Exercise description ->
Each record that follows should be reproduced in full, character for character.

Collected data:

+ + + + +

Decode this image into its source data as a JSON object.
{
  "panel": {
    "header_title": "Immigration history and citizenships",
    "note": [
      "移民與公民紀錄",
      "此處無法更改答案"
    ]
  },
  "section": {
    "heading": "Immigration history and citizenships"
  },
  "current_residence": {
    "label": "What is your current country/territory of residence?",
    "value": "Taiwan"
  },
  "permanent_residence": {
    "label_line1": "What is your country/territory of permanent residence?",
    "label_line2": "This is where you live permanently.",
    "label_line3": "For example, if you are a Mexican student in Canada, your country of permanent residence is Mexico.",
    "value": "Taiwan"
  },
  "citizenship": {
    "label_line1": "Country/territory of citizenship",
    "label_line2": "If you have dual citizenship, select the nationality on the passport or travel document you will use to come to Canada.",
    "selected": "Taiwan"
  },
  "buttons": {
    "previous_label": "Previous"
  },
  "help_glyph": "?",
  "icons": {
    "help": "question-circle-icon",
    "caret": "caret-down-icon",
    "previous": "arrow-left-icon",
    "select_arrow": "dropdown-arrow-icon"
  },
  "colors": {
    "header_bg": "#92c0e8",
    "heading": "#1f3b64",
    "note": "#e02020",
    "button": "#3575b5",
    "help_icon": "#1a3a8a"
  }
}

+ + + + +

Written answer ->
Decode this image into its source data as a JSON object.
{
  "panel": {
    "header_title": "Immigration history and citizenships",
    "note": [
      "移民與公民紀錄",
      "此處無法更改答案"
    ]
  },
  "section": {
    "heading": "Immigration history and citizenships"
  },
  "current_residence": {
    "label": "What is your current country/territory of residence?",
    "value": "Taiwan"
  },
  "permanent_residence": {
    "label_line1": "What is your country/territory of permanent residence?",
    "label_line2": "This is where you live permanently.",
    "label_line3": "For example, if you are a Mexican student in Canada, your country of permanent residence is Mexico.",
    "value": "Taiwan"
  },
  "citizenship": {
    "label_line1": "Country/territory of citizenship",
    "label_line2": "If you have dual citizenship, select the nationality on the passport or travel document you will use to come to Canada.",
    "selected": "Taiwan"
  },
  "buttons": {
    "previous_label": "Previous"
  },
  "help_glyph": "?",
  "icons": {
    "help": "question-circle-icon",
    "caret": "caret-down-icon",
    "previous": "arrow-left-icon",
    "select_arrow": "dropdown-arrow-icon"
  },
  "colors": {
    "header_bg": "#92c0e8",
    "heading": "#1f3b64",
    "note": "#e02020",
    "button": "#3575b5",
    "help_icon": "#1a3a8a"
  }
}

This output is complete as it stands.